The latest briefing from the Revolving Doors Agency is a fascinating report based on research which asked 16 individuals with complex needs about their hopes and aspirations and what a good life would look like for them.
The findings are of real value to commissioners and providers of services to this client group. The research found that participants’ goals and aspirations would be shared by many people. While overcoming difficulties was a part of their journey towards the good life, goals such as a home and healthy relationships were as important to these individuals as most people who don’t face their challenges.
The report is enlivened by a range of collages which were the key tool used by participants to express their aspirations.
The themes identified in three workshops and expressed in individual collages were refined and agreed with participants in a final feedback session. The themes are, unsurprisingly, interlinked and overlapping, but the researchers helpfully arranged them in three broad categories:
- What represents progress in a good life?
- Housing and a home
- Making a positive contribution
- Fulfilling employment
- Enjoyment and fun
- Life skills and financial security
- Being healthy
- Desistance and recovery journeys
- What is the role of other people in a good life?
- Other interpersonal relationships
- Being trusted
- Being respected
- Challenging prejudice and stigma
- The interior and exterior life: crosscutting themes
- New experiences and positive challenges
Of course, different participants’ conceptions of a good life were multifaceted and varied. Nevertheless, five key themes emerged:
- Stability. This was a common aspiration among participants: the importance of a ‘normal’ life with realistic goals, underpinned by a sense of being internally content
- Relationships matter. Positive relationships can be motivational and supportive and might come via services, children, or people with similar experiences
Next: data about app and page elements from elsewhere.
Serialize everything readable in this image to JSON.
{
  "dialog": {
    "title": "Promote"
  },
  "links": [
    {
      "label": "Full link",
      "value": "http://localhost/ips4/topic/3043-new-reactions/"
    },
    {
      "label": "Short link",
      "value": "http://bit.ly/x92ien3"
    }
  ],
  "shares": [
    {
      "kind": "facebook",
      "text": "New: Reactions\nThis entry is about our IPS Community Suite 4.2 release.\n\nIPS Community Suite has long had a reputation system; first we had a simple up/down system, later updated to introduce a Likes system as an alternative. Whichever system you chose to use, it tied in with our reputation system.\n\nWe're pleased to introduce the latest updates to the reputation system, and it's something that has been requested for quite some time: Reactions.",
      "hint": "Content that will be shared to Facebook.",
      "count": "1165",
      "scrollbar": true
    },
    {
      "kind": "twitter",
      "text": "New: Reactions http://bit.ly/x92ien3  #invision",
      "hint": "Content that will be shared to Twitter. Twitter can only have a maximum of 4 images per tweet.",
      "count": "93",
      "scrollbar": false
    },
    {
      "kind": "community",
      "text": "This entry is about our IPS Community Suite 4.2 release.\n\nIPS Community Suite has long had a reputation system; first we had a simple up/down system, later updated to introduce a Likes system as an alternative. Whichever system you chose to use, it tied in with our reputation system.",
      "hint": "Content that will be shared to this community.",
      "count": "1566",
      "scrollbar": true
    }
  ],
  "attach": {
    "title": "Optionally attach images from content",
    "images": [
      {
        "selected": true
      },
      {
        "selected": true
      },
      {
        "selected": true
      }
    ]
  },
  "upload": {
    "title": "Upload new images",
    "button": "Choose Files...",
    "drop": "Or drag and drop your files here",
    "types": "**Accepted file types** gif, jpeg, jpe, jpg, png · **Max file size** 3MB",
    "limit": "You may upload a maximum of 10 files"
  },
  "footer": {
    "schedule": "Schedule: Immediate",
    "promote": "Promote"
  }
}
- Quality matters. The good life included a good job that was fulfilling; a safe, clean home; respect and courtesy from services.
- The good life in its fullest sense goes beyond traditional ‘needs-led’ service provision, for example including informal support networks or outdoor activities and sports
- The good life is a journey, not a single vision. Participants highlighted the setbacks and difficulties which are part of this journey.